More than 40,000 residents were left without electricity in freezing cold after two electric substations were damaged in a gunfire on Saturday evening in Moore County in Central North Carolina. A state of emergency was declared as curfew was imposed in the county on Sunday night following the attack declared as "intentional."
Curfew Imposed for Public Safety
The black-out which started just after 7 p.m. on Saturday, could possibly stretch till Thursday according to the Moore County Sheriff's Office, claimed The New York Times. Addressing a press conference, the Moore County sheriff, Ronnie Fields, said that the attack seemed to be targeted. The Federal Bureau of Investigation and the North Carolina State Bureau of Investigation were also looking into the attack, he said.
Claiming that the curfew was imposed to ensure safety, State Senator Tom McInnis said, "It is going to be very, very, very dark, and it's going to be chilly tonight. And we don't need to have anyone out on the streets — that is the reason for our curfew this evening." The senator called the attack a "terrible act, which appeared to "intentional, willful and malicious."
Jeff Brooks, a spokesman for Duke Energy Corporation, was quoted y the outlet stating that the damage to the station would require extensive repairs that could last several days. "Unlike, perhaps, a storm where you can go in and reroute power somewhere else, that was not an option in this case. We do want citizens of the town to be prepared," said Brooks adding that the repairs could extend as far as Thursday.
Drag Show Organizers Received Violent Threats
While the exact motive behind the attack was not revealed by the authorities there were speculations that it was committed to stop a drag show being organized in the area on Saturday.
Speaking to The NYT Lauren Mathers, the executive director of Sandhills PRIDE, the L.G.B.T.Q. organization that produced the show, said that while the group had received violent threats leading up to the event, none indicated any kind of planned attack on the region's power grid.
The show was being organized in an old movie theater in Southern Pines, about 80 miles southwest of Raleigh on Saturday evening.
Theories are also afloat on social media about the involvement of Emily Grace Rainey, a former U.S. Army psychological operations officer in the power outage.

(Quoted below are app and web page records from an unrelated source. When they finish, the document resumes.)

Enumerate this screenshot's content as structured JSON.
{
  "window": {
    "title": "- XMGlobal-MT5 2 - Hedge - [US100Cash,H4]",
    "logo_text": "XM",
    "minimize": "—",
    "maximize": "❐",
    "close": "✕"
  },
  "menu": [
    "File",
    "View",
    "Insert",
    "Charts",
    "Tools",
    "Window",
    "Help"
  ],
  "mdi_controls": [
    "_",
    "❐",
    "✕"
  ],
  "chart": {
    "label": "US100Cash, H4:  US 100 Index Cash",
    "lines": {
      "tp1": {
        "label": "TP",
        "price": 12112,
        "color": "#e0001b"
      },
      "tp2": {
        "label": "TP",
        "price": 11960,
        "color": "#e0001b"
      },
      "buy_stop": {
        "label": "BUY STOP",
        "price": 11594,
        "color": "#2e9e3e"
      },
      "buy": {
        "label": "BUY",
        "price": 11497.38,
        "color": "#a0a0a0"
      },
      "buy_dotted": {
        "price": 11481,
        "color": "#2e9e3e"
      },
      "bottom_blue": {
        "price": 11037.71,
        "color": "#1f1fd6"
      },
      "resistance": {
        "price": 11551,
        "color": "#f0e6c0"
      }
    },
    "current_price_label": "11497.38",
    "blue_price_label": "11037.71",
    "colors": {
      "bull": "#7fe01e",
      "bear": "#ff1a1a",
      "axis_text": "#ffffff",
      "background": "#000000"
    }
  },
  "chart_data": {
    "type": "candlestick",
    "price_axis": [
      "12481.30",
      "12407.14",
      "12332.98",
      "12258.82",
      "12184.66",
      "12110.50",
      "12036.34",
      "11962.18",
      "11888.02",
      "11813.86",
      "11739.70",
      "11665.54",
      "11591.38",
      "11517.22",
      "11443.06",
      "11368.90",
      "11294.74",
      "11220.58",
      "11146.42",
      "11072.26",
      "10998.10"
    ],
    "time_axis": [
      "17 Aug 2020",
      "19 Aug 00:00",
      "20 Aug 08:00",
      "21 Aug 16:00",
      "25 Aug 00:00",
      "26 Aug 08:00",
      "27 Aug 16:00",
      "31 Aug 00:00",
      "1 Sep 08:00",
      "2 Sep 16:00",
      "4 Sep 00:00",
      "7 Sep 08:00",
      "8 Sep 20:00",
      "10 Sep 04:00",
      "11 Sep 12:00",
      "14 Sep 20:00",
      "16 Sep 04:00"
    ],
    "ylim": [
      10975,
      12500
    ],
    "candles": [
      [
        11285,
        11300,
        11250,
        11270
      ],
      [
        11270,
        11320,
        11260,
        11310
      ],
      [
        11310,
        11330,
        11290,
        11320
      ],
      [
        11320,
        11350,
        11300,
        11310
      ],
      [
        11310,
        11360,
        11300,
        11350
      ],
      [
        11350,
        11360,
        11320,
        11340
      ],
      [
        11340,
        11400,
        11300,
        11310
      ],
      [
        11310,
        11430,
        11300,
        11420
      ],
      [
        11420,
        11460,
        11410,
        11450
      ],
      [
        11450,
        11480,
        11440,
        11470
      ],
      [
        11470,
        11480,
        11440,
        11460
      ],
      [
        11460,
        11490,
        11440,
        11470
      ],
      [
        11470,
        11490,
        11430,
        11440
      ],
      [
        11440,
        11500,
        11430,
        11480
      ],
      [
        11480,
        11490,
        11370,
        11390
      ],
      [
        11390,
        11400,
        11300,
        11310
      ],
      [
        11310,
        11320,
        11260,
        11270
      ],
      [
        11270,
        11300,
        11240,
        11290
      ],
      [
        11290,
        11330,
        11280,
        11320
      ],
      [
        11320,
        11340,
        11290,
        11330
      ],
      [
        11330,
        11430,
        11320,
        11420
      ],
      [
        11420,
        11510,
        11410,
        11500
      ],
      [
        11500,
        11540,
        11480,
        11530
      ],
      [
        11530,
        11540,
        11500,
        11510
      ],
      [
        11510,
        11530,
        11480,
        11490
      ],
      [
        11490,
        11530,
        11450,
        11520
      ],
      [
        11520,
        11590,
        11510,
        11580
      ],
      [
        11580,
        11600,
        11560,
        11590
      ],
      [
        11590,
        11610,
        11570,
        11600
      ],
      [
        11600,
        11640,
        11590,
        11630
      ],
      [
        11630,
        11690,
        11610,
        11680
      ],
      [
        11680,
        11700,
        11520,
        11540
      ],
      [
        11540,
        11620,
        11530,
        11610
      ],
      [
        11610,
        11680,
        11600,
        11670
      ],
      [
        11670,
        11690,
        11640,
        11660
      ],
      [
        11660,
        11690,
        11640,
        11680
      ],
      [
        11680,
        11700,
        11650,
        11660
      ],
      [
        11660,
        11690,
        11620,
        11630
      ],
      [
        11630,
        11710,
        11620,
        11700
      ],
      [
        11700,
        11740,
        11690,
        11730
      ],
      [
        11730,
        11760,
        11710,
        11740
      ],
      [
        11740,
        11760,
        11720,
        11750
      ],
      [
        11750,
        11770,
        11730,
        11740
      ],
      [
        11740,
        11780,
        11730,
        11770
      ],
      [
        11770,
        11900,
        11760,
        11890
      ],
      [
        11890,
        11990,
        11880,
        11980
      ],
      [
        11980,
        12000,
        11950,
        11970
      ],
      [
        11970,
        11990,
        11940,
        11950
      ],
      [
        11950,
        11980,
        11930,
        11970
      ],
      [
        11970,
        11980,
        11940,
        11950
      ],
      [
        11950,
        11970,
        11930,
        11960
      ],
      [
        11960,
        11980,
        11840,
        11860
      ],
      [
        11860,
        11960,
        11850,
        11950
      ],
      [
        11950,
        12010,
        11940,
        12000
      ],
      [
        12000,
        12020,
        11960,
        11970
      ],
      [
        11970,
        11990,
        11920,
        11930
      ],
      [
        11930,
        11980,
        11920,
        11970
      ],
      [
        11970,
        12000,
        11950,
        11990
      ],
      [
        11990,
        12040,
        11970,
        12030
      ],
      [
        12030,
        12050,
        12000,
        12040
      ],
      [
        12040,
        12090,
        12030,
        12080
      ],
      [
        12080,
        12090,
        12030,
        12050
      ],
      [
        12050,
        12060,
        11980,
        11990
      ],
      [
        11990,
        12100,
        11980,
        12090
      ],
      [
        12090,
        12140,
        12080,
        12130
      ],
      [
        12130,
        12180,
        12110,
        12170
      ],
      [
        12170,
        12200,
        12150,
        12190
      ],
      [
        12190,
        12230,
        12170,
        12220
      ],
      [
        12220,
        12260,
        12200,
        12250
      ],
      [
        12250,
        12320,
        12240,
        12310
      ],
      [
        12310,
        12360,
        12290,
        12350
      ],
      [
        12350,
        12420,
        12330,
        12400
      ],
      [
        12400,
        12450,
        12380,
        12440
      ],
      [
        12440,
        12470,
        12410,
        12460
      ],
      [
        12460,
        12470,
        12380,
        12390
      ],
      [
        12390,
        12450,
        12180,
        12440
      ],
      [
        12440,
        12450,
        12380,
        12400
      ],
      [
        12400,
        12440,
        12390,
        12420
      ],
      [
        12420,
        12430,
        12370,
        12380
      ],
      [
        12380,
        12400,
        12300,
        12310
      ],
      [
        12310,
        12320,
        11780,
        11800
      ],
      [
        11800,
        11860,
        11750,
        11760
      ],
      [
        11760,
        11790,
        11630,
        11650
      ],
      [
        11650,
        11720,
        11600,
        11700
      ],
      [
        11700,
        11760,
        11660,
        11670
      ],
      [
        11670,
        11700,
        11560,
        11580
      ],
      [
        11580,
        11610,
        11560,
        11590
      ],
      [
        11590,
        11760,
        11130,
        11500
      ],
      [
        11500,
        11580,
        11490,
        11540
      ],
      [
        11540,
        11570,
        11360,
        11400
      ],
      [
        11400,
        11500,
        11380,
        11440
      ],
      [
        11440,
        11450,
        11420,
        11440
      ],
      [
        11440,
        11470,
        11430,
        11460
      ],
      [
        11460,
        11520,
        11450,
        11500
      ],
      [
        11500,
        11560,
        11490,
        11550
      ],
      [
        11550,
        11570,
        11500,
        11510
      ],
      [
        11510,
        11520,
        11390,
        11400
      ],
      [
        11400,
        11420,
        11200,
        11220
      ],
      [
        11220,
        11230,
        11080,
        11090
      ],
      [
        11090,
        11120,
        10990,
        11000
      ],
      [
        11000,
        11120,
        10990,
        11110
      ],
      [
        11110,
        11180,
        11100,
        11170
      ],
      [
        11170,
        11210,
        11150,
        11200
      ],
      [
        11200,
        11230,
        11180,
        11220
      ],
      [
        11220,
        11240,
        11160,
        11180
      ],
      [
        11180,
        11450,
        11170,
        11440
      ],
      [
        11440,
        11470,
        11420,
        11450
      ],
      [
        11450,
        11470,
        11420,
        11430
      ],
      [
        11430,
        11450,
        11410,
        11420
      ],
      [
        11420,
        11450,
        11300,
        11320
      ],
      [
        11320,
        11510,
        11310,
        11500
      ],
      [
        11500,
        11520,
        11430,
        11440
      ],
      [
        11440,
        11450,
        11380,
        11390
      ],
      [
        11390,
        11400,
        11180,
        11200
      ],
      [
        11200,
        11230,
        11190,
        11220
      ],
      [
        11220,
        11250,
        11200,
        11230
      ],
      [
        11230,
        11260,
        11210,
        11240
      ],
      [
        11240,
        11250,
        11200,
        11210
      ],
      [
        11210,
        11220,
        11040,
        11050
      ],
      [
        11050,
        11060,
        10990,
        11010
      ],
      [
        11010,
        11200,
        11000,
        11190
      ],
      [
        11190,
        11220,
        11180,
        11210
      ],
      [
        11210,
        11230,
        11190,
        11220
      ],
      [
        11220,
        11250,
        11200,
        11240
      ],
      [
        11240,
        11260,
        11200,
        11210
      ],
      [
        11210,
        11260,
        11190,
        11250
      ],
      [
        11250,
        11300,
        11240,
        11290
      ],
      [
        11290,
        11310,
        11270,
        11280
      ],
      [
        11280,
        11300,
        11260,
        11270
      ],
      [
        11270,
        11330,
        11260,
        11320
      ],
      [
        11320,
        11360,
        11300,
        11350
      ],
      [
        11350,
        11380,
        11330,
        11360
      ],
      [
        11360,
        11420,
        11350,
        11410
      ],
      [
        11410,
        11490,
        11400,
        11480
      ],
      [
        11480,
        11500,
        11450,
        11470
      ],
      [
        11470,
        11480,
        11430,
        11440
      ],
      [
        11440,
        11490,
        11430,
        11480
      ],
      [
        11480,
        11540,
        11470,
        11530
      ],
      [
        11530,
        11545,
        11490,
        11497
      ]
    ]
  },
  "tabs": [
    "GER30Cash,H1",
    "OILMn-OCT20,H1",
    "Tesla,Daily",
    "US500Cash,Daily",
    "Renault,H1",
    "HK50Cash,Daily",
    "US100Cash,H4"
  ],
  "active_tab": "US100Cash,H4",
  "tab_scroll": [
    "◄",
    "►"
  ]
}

Rainey led a group to a rally in Washington, D.C. during Capitol riot. In a post made on her FB page Rainey wrote, "the power is out in Moore County, and I know why."
She was then questioned by the cops.
"I told them that God works in mysterious ways and is responsible for the outage. I used the opportunity to tell them about the immoral drag show and the blasphemies screamed by its supporters," she wrote in another post.